After losing at trial, Fowler appealed on several grounds, including that “the relevant five-year statute of limitations for SEC enforcement actions, 28 U.S.C. § 2462, is jurisdictional and could not be tolled by agreement between the parties.”8 In short, Fowler contended that because section 2462 provides that such actions “shall not be entertained” more than five years after the relevant claim first accrues, Congress had divested the district court’s authority to hear the enforcement action – i.e., regardless of any tolling agreement he may have entered.9 In particular, Fowler cited a 1948 change in the relevant statute of limitations, which previously stated that “[n]o suit or prosecution . . . shall be maintained” beyond the five year period, rather than, as the statute currently reads, providing that such action “shall not be entertained.”10

The Second Circuit rejected Fowler’s argument, holding that “§ 2462 is a nonjurisdictional statute of limitations, that the parties’ tolling agreement was enforceable, and that the District Court had the authority to hear [Fowler’s] case.”11 The court held Fowler’s argument to a “high bar,” observing that filing deadlines ordinarily “‘should not be described as jurisdictional’ absent a ‘clear indication that Congress wanted the rule to be jurisdictional.’”12 The court was unpersuaded that Congress’s 1948 revision to the statute signaled its intent to add a jurisdictional element to the filing deadline, relying in part on a 1947 House Committee report calling the revision “[c]hanges . . . in phraseology’ only.”13

Implications for SEC Enforcement Investigations

When the Enforcement Division asks a party under investigation to execute a tolling agreement, it typically relies on a standard agreement that includes broad language designed to reach any type of sanction or relief, including, penalties and disgorgement.

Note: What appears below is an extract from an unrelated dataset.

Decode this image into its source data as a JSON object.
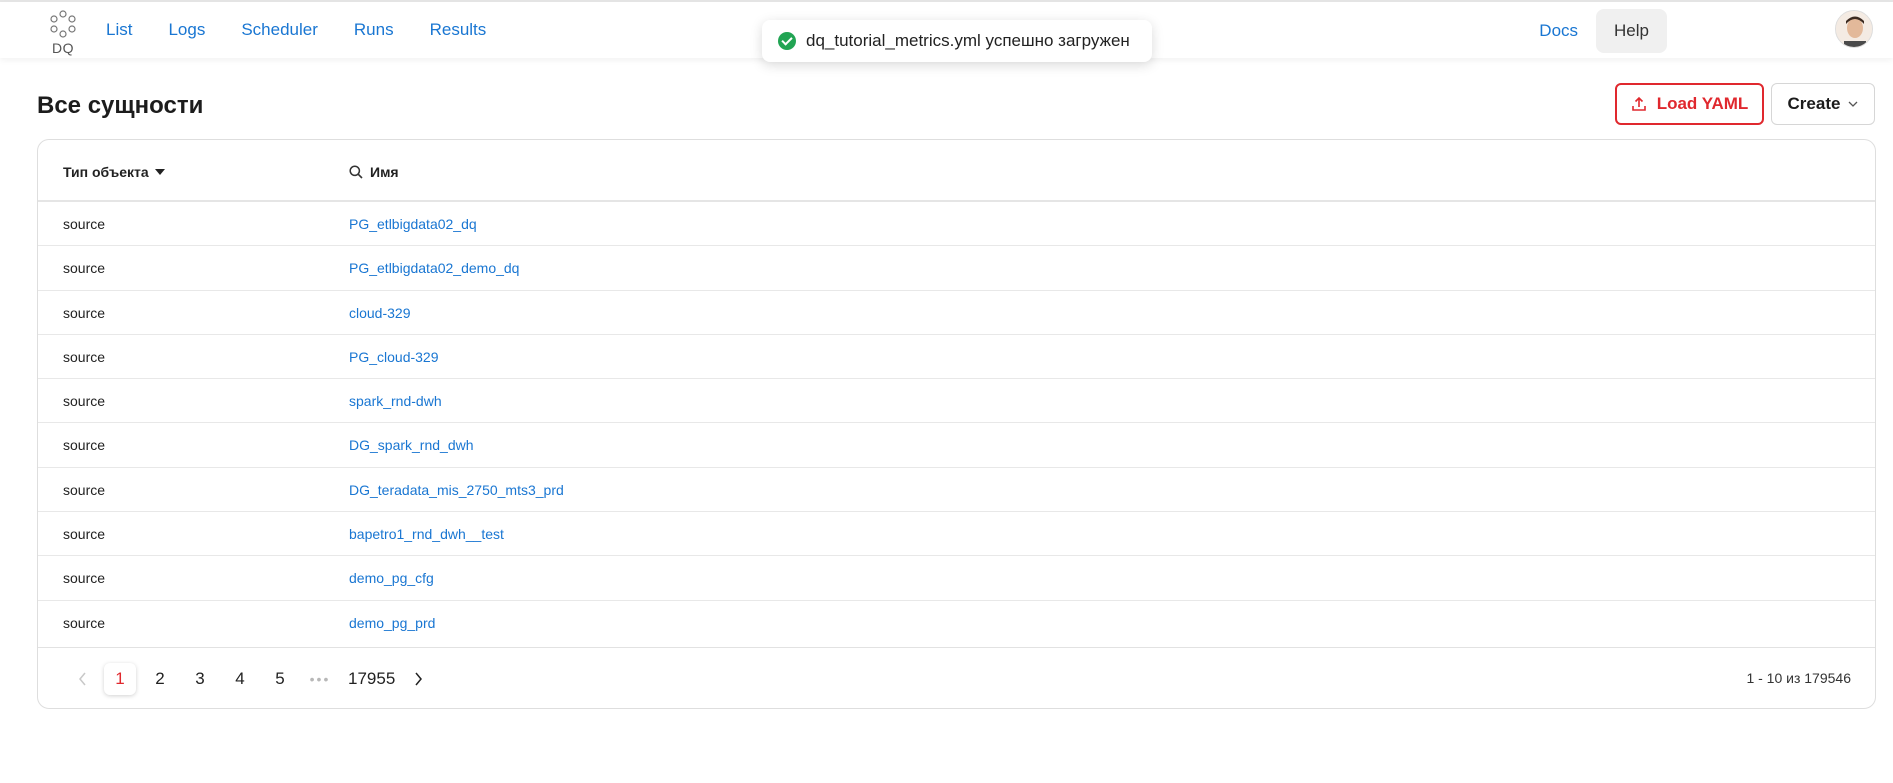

Fowler, which addressed and turned on language in 28 U.S.C. § 2462, remains relevant only to the tolling of claims seeking penalties. The decision did not address any arguments as to the permissibility of agreements with the SEC to toll claims governed by the new January 2021 limitations provisions for disgorgement and equitable remedies. Still, in practice, the Enforcement Division pursues penalty and non-penalty claims in the same proceedings, meaning Fowler will likely inform (and embolden) the Enforcement Division’s decision to request tolling agreements, which allow for lengthier proceedings and create increased exposure to penalties.